It has to be 5 o'clock somewhere, no? Who cares, it is time for a Hugo.
But wait, what's a Hugo?
When my friends travel back to Europe, I always like to find out what the latest trends are. I think it is interesting to hear about what people are wearing, what movies are in the theaters, what new beauty products have hit the market, and so forth. This time, however, when my friend returned back to the US after spending the summer in Germany, the scoop was of a different nature. The new must-have thing of the season is a summer cocktail called a Hugo.
Ironically, just days later, my 19-year-old nephew arrived from Germany for a visit and we got into a conversation about his part-time job as, what else but, a bartender. (Food for thought for another hub about the national differences surrounding teens and alcohol consumption, but I digress). Generally a pretty understated fellow, his eyes opened wide when he told me that I've got to try this new drink he's been mixing up called a Hugo. Enough said: between my two credible I knew I wanted to get my hands on the recipe and the ingredients.
The Origin of the Hugo
The word Hugo is a derivative of the old high German word 'hugu', meaning 'mind', 'heart', and 'spirit'. The cocktail is believed to have been originated in Tyrol, the western part of Austria famous worldwide for its ski resorts. It is refreshing and light, similar in look and taste to the already popular mojito.
A few tips I learned from the pros:
- Using cold ingredients is better than using ice to chill the drink; this helps maintain its effervescence
- If ice is the only option, stick to cubes; never use crushed ice
- A Hugo is most definitely a product of its ingredients; high quality prosecco yields a better tasting cocktail
- If you are running short on mint, you can use less by crushing the leaves more intently to release the oils
- 1 shot elderberry syrup (or St. Germain liqueur)
- 2-3 slices lime
- 2 pieces mint
- 5 ounces prosecco
- 3 ounces mineral water
What are Elderberries?
Elderberries are typically black, blue-black or red berries which grow on an elder tree or shrub. They are loosely considered members of the honeysuckle family, with a spicy-grapey kind of flavor. In the world of homeopathy, they are widely recognized for their richness in Vitamin C and their ability to prevent colds and flus. Elderberries are known to boost the immune system thereby promoting overall wellness.
Elderberry syrup is widely available in Europe. In the US, it can only be found in specialty or health food stores. One exception is IKEA, where I am told it is available in the market section.
Don't have easy access to either? For the purpose of making a Hugo, consider using a wonderful substitute called St. Germain. Only caveat is that it is a liqueur, thereby upping the overall alcohol content of the drink.

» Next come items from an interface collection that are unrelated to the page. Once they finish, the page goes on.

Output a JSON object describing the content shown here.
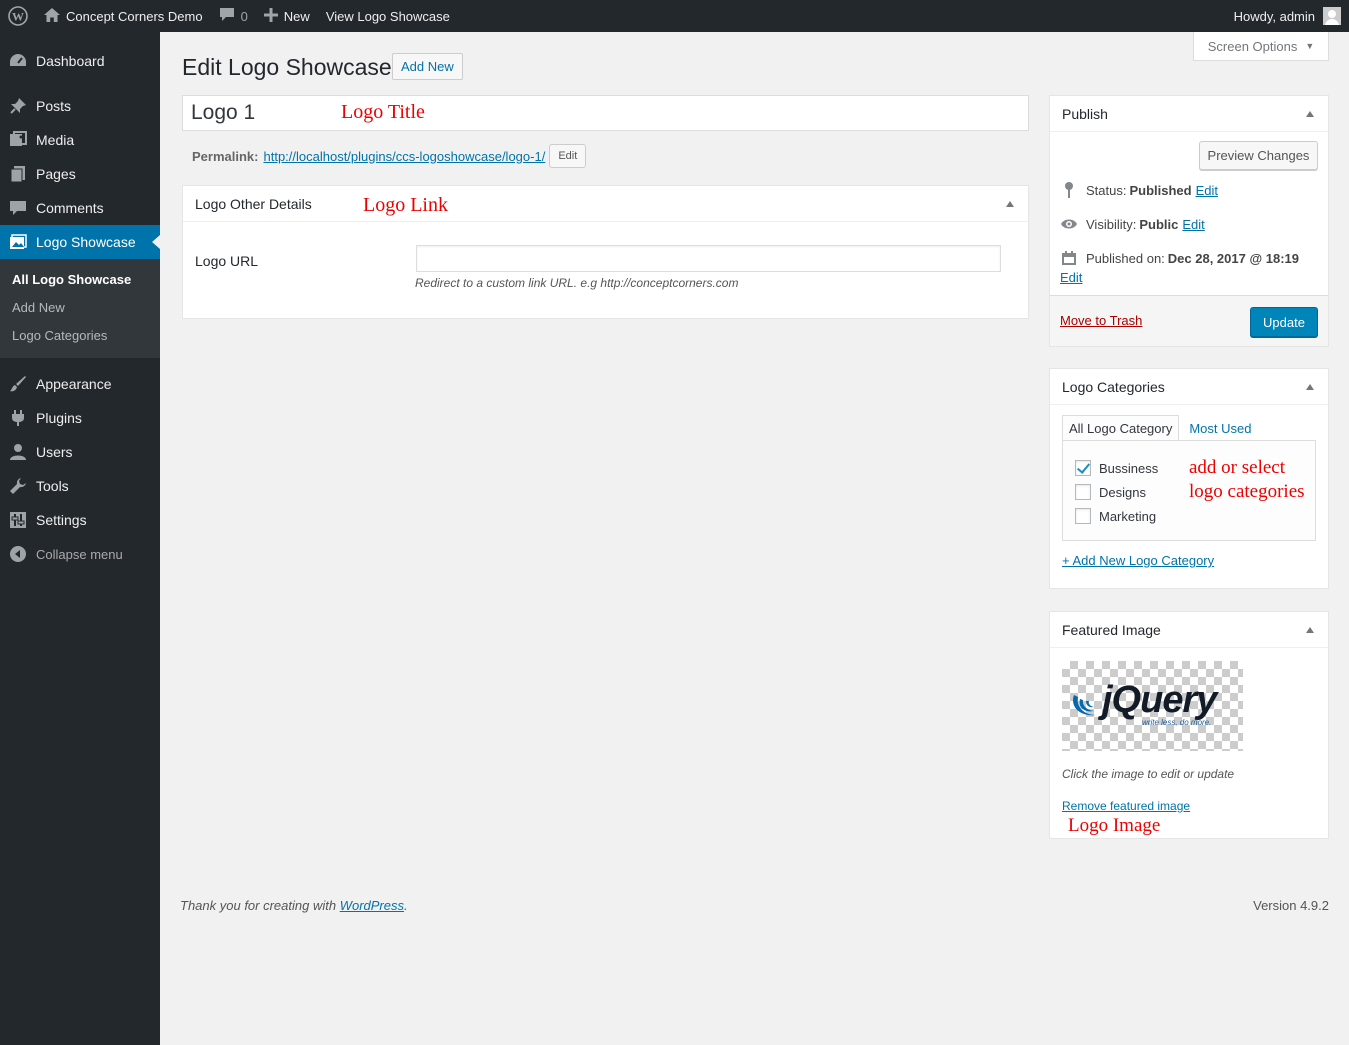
{
  "adminbar": {
    "site_name": "Concept Corners Demo",
    "comments_count": "0",
    "new_label": "New",
    "view_label": "View Logo Showcase",
    "howdy": "Howdy, admin"
  },
  "sidebar": {
    "items": [
      {
        "label": "Dashboard",
        "icon": "dashboard-icon"
      },
      {
        "label": "Posts",
        "icon": "pin-icon"
      },
      {
        "label": "Media",
        "icon": "media-icon"
      },
      {
        "label": "Pages",
        "icon": "pages-icon"
      },
      {
        "label": "Comments",
        "icon": "comment-icon"
      },
      {
        "label": "Logo Showcase",
        "icon": "images-icon"
      }
    ],
    "submenu": [
      "All Logo Showcase",
      "Add New",
      "Logo Categories"
    ],
    "items2": [
      {
        "label": "Appearance",
        "icon": "brush-icon"
      },
      {
        "label": "Plugins",
        "icon": "plugin-icon"
      },
      {
        "label": "Users",
        "icon": "users-icon"
      },
      {
        "label": "Tools",
        "icon": "wrench-icon"
      },
      {
        "label": "Settings",
        "icon": "settings-icon"
      }
    ],
    "collapse": "Collapse menu"
  },
  "screen_options": "Screen Options",
  "page": {
    "title": "Edit Logo Showcase",
    "add_new": "Add New",
    "post_title": "Logo 1",
    "annotation_title": "Logo Title",
    "permalink_label": "Permalink:",
    "permalink_url": "http://localhost/plugins/ccs-logoshowcase/logo-1/",
    "edit_btn": "Edit"
  },
  "details_box": {
    "title": "Logo Other Details",
    "annotation": "Logo Link",
    "url_label": "Logo URL",
    "url_value": "",
    "description": "Redirect to a custom link URL. e.g http://conceptcorners.com"
  },
  "publish": {
    "title": "Publish",
    "preview": "Preview Changes",
    "status_label": "Status:",
    "status_value": "Published",
    "visibility_label": "Visibility:",
    "visibility_value": "Public",
    "published_label": "Published on:",
    "published_value": "Dec 28, 2017 @ 18:19",
    "edit": "Edit",
    "trash": "Move to Trash",
    "update": "Update"
  },
  "categories": {
    "title": "Logo Categories",
    "tab_all": "All Logo Category",
    "tab_used": "Most Used",
    "items": [
      {
        "label": "Bussiness",
        "checked": true
      },
      {
        "label": "Designs",
        "checked": false
      },
      {
        "label": "Marketing",
        "checked": false
      }
    ],
    "annotation_line1": "add or select",
    "annotation_line2": "logo categories",
    "add_new": "+ Add New Logo Category"
  },
  "featured": {
    "title": "Featured Image",
    "logo_text": "jQuery",
    "logo_tagline": "write less, do more.",
    "hint": "Click the image to edit or update",
    "remove": "Remove featured image",
    "annotation": "Logo Image"
  },
  "footer": {
    "thanks_prefix": "Thank you for creating with ",
    "wordpress": "WordPress",
    "thanks_suffix": ".",
    "version": "Version 4.9.2"
  },
  "colors": {
    "admin_dark": "#23282d",
    "accent": "#0073aa",
    "annotation_red": "#e00000"
  }
}
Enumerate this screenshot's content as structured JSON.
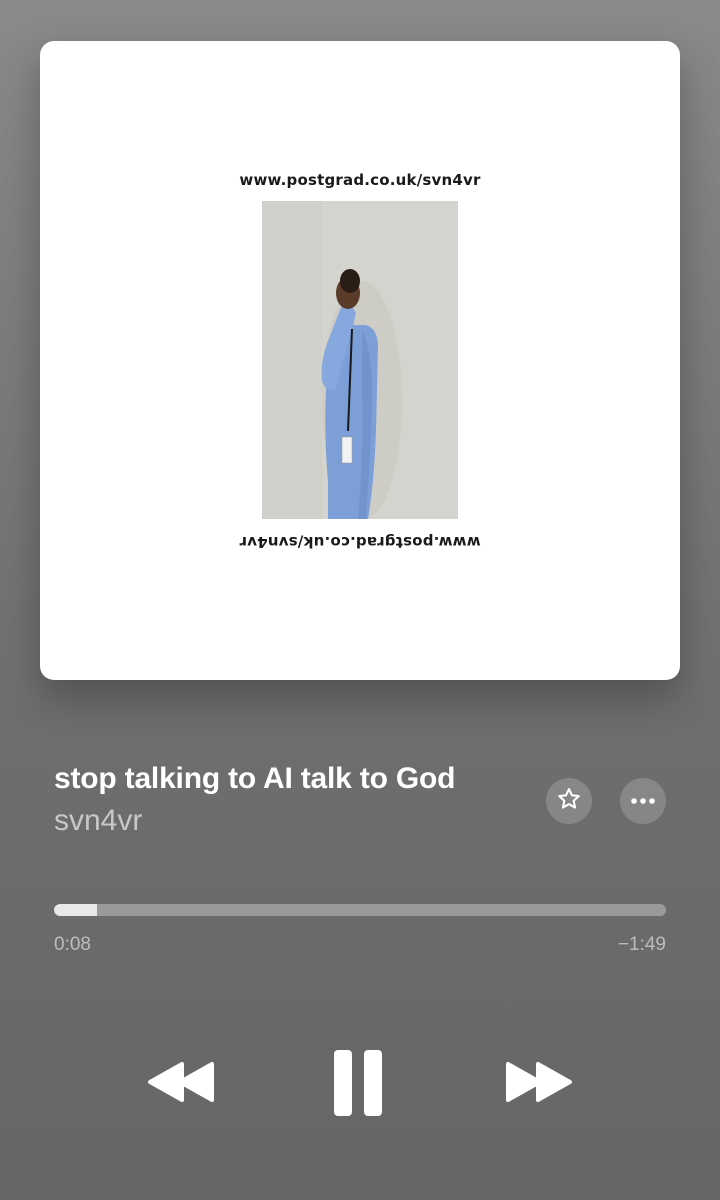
{
  "artwork": {
    "url_top": "www.postgrad.co.uk/svn4vr",
    "url_bottom": "www.postgrad.co.uk/svn4vr"
  },
  "track": {
    "title": "stop talking to AI talk to God",
    "artist": "svn4vr"
  },
  "progress": {
    "elapsed": "0:08",
    "remaining": "−1:49",
    "fraction": 0.07
  },
  "icons": {
    "favorite": "star-icon",
    "more": "ellipsis-icon",
    "rewind": "rewind-icon",
    "pause": "pause-icon",
    "forward": "fast-forward-icon"
  },
  "colors": {
    "background": "#7b7b7b",
    "foreground": "#ffffff"
  }
}
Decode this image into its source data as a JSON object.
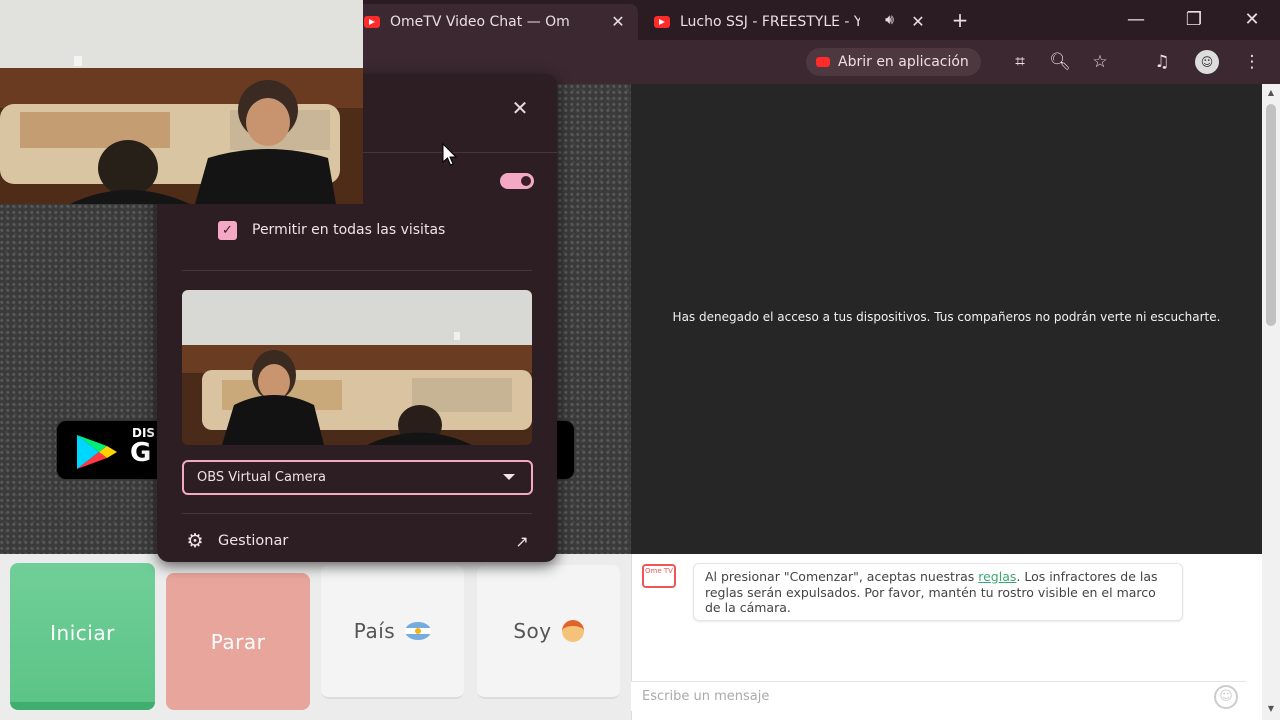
{
  "tabs": [
    {
      "title": "OmeTV Video Chat — Omegle Alternative",
      "active": true
    },
    {
      "title": "Lucho SSJ - FREESTYLE - YouTube",
      "active": false
    }
  ],
  "window_controls": {
    "minimize": "—",
    "restore": "❐",
    "close": "✕"
  },
  "toolbar": {
    "open_in_app": "Abrir en aplicación"
  },
  "page": {
    "denied_message": "Has denegado el acceso a tus dispositivos. Tus compañeros no podrán verte ni escucharte.",
    "gplay_small": "DIS",
    "gplay_big": "G"
  },
  "popup": {
    "allow_all_visits": "Permitir en todas las visitas",
    "camera_device": "OBS Virtual Camera",
    "manage": "Gestionar"
  },
  "buttons": {
    "start": "Iniciar",
    "stop": "Parar",
    "country": "País",
    "gender": "Soy"
  },
  "chat": {
    "logo_text": "Ome TV",
    "rules_before": "Al presionar \"Comenzar\", aceptas nuestras ",
    "rules_link": "reglas",
    "rules_after": ". Los infractores de las reglas serán expulsados. Por favor, mantén tu rostro visible en el marco de la cámara.",
    "input_placeholder": "Escribe un mensaje"
  },
  "colors": {
    "accent_pink": "#f4a8c4",
    "start_green": "#5cc487",
    "stop_salmon": "#e8a59b"
  }
}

What is the Difference Between Prosecco and Champagne?
Both prosecco and champagne are wines that are produced in Europe, are effervescent and are generally rather dry than sweet in flavor. Each can be found under many brands and labels depending on the time and the process by which they have been aged. Price tags vary accordingly.
Champagne is only truly champagne if produced in the Champagne region of France. Everything else, even if produced similarly, it technically called a sparkling wine.
Prosecco, on the other hand, is produced in Italy. Like champagne, real prosecco must come from a specific region, namely the Veneto region. Prosecco also can't be authentically reproduced elsewhere in the world, even if the same grapes and process are employed.
- Place mint leaves in a wine glass. Use muddler and mash mint lightly.
- Add limes and ice cubes.
- Add prosecco, mineral water and elderberry syrup.
- Stir and enjoy!